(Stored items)
----

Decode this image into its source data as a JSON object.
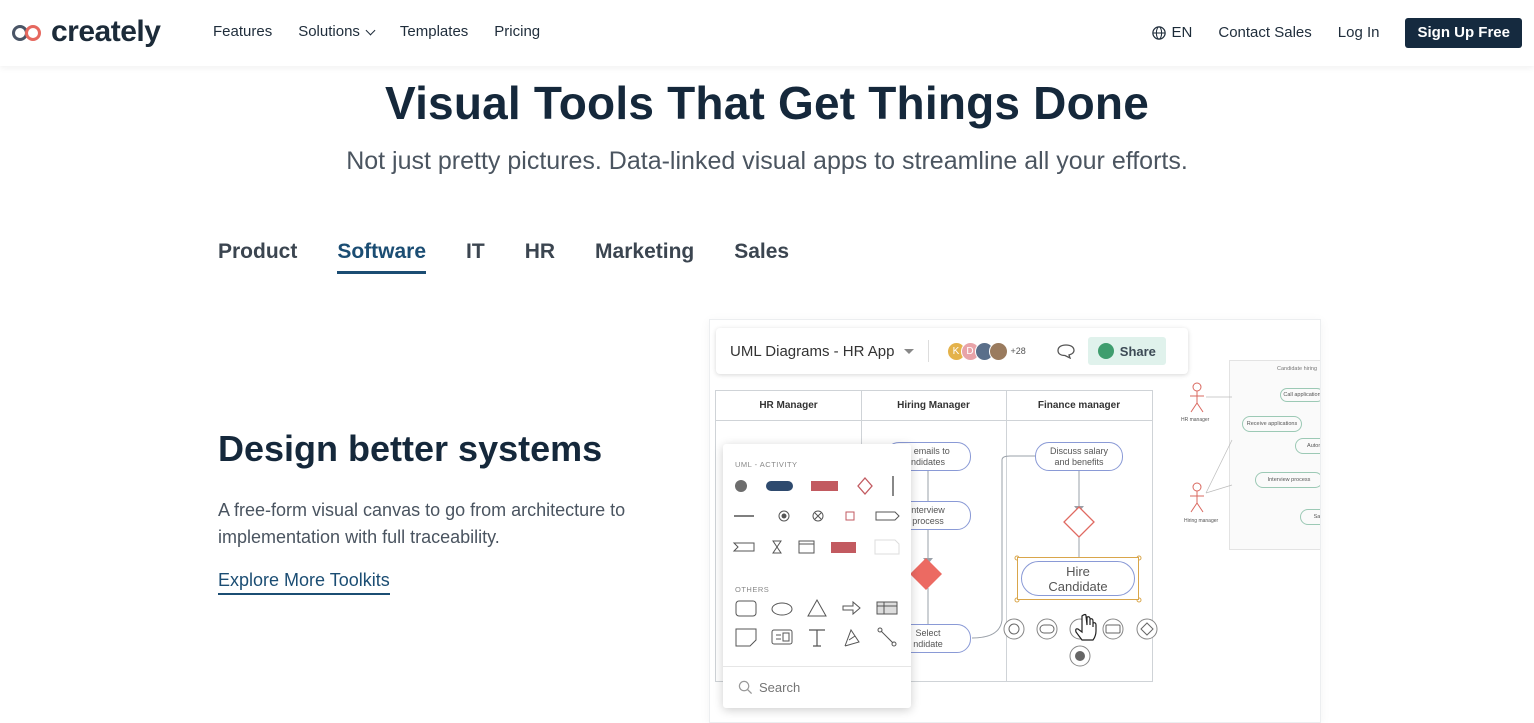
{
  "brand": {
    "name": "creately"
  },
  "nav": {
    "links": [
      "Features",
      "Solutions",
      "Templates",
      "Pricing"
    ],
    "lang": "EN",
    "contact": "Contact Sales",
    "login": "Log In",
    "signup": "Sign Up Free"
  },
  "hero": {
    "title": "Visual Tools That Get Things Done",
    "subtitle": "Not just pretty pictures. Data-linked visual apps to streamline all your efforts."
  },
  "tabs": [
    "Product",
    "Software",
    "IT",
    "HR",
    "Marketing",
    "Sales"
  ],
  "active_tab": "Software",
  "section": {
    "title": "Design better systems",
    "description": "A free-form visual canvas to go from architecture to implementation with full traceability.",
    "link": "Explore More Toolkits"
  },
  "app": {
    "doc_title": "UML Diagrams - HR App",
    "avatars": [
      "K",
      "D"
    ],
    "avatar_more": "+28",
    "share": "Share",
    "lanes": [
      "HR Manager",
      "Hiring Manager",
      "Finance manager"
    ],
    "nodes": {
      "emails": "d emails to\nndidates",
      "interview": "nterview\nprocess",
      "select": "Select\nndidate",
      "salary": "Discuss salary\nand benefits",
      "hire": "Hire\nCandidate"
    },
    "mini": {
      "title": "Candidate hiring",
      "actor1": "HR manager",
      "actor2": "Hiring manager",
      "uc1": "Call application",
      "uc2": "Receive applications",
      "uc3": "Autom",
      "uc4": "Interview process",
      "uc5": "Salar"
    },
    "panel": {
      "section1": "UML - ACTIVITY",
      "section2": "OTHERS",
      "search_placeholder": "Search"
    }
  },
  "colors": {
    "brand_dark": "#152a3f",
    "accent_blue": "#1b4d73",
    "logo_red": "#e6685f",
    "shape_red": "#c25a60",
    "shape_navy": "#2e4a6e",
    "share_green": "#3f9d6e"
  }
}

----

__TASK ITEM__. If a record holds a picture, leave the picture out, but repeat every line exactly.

__TASK RESPONSE__.
Decode this image into its source data as a JSON object.
{
  "brand": {
    "name": "creately"
  },
  "nav": {
    "links": [
      "Features",
      "Solutions",
      "Templates",
      "Pricing"
    ],
    "lang": "EN",
    "contact": "Contact Sales",
    "login": "Log In",
    "signup": "Sign Up Free"
  },
  "hero": {
    "title": "Visual Tools That Get Things Done",
    "subtitle": "Not just pretty pictures. Data-linked visual apps to streamline all your efforts."
  },
  "tabs": [
    "Product",
    "Software",
    "IT",
    "HR",
    "Marketing",
    "Sales"
  ],
  "active_tab": "Software",
  "section": {
    "title": "Design better systems",
    "description": "A free-form visual canvas to go from architecture to implementation with full traceability.",
    "link": "Explore More Toolkits"
  },
  "app": {
    "doc_title": "UML Diagrams - HR App",
    "avatars": [
      "K",
      "D"
    ],
    "avatar_more": "+28",
    "share": "Share",
    "lanes": [
      "HR Manager",
      "Hiring Manager",
      "Finance manager"
    ],
    "nodes": {
      "emails": "d emails to\nndidates",
      "interview": "nterview\nprocess",
      "select": "Select\nndidate",
      "salary": "Discuss salary\nand benefits",
      "hire": "Hire\nCandidate"
    },
    "mini": {
      "title": "Candidate hiring",
      "actor1": "HR manager",
      "actor2": "Hiring manager",
      "uc1": "Call application",
      "uc2": "Receive applications",
      "uc3": "Autom",
      "uc4": "Interview process",
      "uc5": "Salar"
    },
    "panel": {
      "section1": "UML - ACTIVITY",
      "section2": "OTHERS",
      "search_placeholder": "Search"
    }
  },
  "colors": {
    "brand_dark": "#152a3f",
    "accent_blue": "#1b4d73",
    "logo_red": "#e6685f",
    "shape_red": "#c25a60",
    "shape_navy": "#2e4a6e",
    "share_green": "#3f9d6e"
  }
}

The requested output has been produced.